Quantum entanglement makes sense if the Universe is a simulation. In a simulation, everything is equidistant from the point source of the simulation, thus, time and distance are nothing more than an illusion. This concept is not foreign to people who play RPGs such as Halo or Grand Theft Auto; the digitized world doesn’t take up physical space, but from the character’s perspective, the environment contains depth, time, and other people.

To take it one step further (just for fun), this principle can be applied to any character in a game, even the ones who seem to not have an active role. In other words, their simulated reality is as real to them as ours is to us, and they have no idea that their world is nothing more than a program… for now. In the SIMs, characters can play a version of SIMs inside the game. If we can create realistic simulations inside of simulations, it stands to reason that a sufficiently advanced technological civilization, using quantum computers, could simulate an entire universe with ease.

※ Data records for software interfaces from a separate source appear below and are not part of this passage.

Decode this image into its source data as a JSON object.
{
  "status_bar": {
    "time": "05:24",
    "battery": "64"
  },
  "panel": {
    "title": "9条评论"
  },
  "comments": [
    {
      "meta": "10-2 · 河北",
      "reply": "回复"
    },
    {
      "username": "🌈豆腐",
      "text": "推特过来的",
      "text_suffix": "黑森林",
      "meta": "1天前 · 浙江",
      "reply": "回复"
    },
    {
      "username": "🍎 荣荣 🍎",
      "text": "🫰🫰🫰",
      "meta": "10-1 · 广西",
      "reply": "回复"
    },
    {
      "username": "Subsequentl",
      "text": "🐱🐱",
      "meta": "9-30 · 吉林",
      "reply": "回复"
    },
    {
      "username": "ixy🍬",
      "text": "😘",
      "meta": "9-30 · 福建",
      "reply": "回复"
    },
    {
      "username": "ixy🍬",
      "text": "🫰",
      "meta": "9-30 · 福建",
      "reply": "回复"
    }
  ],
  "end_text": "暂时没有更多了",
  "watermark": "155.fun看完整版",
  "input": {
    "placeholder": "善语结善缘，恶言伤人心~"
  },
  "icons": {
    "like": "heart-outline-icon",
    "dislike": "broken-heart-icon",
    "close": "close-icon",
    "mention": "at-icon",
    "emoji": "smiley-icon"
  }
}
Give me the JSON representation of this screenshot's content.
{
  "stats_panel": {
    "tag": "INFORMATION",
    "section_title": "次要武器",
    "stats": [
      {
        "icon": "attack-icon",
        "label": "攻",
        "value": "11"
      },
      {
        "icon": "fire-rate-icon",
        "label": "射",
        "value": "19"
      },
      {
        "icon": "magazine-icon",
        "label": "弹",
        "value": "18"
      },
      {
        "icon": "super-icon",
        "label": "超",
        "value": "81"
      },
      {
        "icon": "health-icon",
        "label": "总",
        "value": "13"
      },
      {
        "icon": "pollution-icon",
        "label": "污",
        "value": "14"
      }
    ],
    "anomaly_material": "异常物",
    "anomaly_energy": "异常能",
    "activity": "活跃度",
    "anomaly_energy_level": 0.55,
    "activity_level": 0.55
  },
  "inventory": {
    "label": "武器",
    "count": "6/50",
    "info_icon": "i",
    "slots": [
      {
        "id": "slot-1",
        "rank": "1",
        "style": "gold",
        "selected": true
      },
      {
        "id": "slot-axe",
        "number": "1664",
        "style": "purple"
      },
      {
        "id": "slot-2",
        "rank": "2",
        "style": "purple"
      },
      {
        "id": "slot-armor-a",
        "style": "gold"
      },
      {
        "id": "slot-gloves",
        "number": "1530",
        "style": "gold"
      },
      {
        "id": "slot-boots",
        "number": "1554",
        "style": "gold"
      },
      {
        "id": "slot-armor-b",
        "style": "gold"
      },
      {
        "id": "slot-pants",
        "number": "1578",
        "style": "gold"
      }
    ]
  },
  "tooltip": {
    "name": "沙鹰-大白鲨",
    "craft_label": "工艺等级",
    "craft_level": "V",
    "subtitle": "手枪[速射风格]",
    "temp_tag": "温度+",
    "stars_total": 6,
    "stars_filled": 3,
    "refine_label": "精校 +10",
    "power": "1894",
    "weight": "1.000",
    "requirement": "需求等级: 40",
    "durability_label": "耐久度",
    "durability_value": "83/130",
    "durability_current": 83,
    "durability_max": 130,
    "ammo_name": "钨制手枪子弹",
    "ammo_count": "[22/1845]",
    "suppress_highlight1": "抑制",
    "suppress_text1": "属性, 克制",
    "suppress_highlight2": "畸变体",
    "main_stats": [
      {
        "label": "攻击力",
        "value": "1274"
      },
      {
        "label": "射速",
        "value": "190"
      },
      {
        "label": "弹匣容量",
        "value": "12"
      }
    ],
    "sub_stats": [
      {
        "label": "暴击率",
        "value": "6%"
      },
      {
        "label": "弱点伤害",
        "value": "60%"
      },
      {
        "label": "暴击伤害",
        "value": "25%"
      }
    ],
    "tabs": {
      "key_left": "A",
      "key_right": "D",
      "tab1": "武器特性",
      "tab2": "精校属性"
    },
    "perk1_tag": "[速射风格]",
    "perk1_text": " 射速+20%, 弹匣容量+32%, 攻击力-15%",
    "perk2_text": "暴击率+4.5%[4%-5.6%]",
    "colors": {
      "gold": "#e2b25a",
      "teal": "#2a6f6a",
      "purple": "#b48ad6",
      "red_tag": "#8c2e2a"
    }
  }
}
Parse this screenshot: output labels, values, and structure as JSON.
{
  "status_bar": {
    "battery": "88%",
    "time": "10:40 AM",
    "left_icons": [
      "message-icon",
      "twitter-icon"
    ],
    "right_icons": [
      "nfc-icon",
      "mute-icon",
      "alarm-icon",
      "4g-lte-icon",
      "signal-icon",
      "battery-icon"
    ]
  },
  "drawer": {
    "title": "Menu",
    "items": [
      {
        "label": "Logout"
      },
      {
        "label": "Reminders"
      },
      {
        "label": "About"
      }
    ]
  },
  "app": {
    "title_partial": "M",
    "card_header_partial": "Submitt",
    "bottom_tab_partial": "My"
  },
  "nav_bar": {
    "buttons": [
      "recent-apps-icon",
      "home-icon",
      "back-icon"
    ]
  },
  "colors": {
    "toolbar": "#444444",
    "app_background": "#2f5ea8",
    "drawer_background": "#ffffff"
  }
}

Quantum computers run on the principles of entanglement and superpositions of photons, rather than bits of 0 and 1, yielding, in theory, nearly limitless processing power.

Additionally, the Universe has finite resolution, like pixels on a screen. This is called quantization, and it suggests that reality could be a simulation. The smallest possible distance is known as the Planck length, or 1.6 x 10-35 meters. That’s 100 million million million times smaller than a proton. Time is quantized too. The smallest possible unit of time is Planck time, or 5.39 x 10-44 seconds. How small is that? Simply put, there are more Planck times in one second than there have been seconds since the Big Bang. (It’s okay to pause here for a second). Planck distance and Planck time could be no more than the minimum resolution of a highly advanced super quantum computer. Furthermore, the speed of light could be nothing more than a limit to processing power, which explains why time stops at the speed of light. It’s simply a matter of processing capability.

It could very well be impossible to prove the Universe is a simulation, as any evidence would itself be simulated, and leaving the simulation would also be impossible. Conversely, proving the Universe is not a simulation is probably impossible too. But it’s fun to think about, and if artificial reality can be developed to be indistinguishable from physical reality, why wouldn’t we want to live in a simulation? Could it be that simulated realities are the next natural step in technological evolution? After all, it seems silly to venture to the stars when computer simulations can provide the same immersive experience without the risk of harm. Perhaps this is why the Universe is seemingly empty, as advanced civilizations may choose to venture inward, rather than out into space. Considering the amount of time people spend online, immersed in digital mediums, and playing video games, the idea that simulated realities are the norm doesn’t seem so farfetched.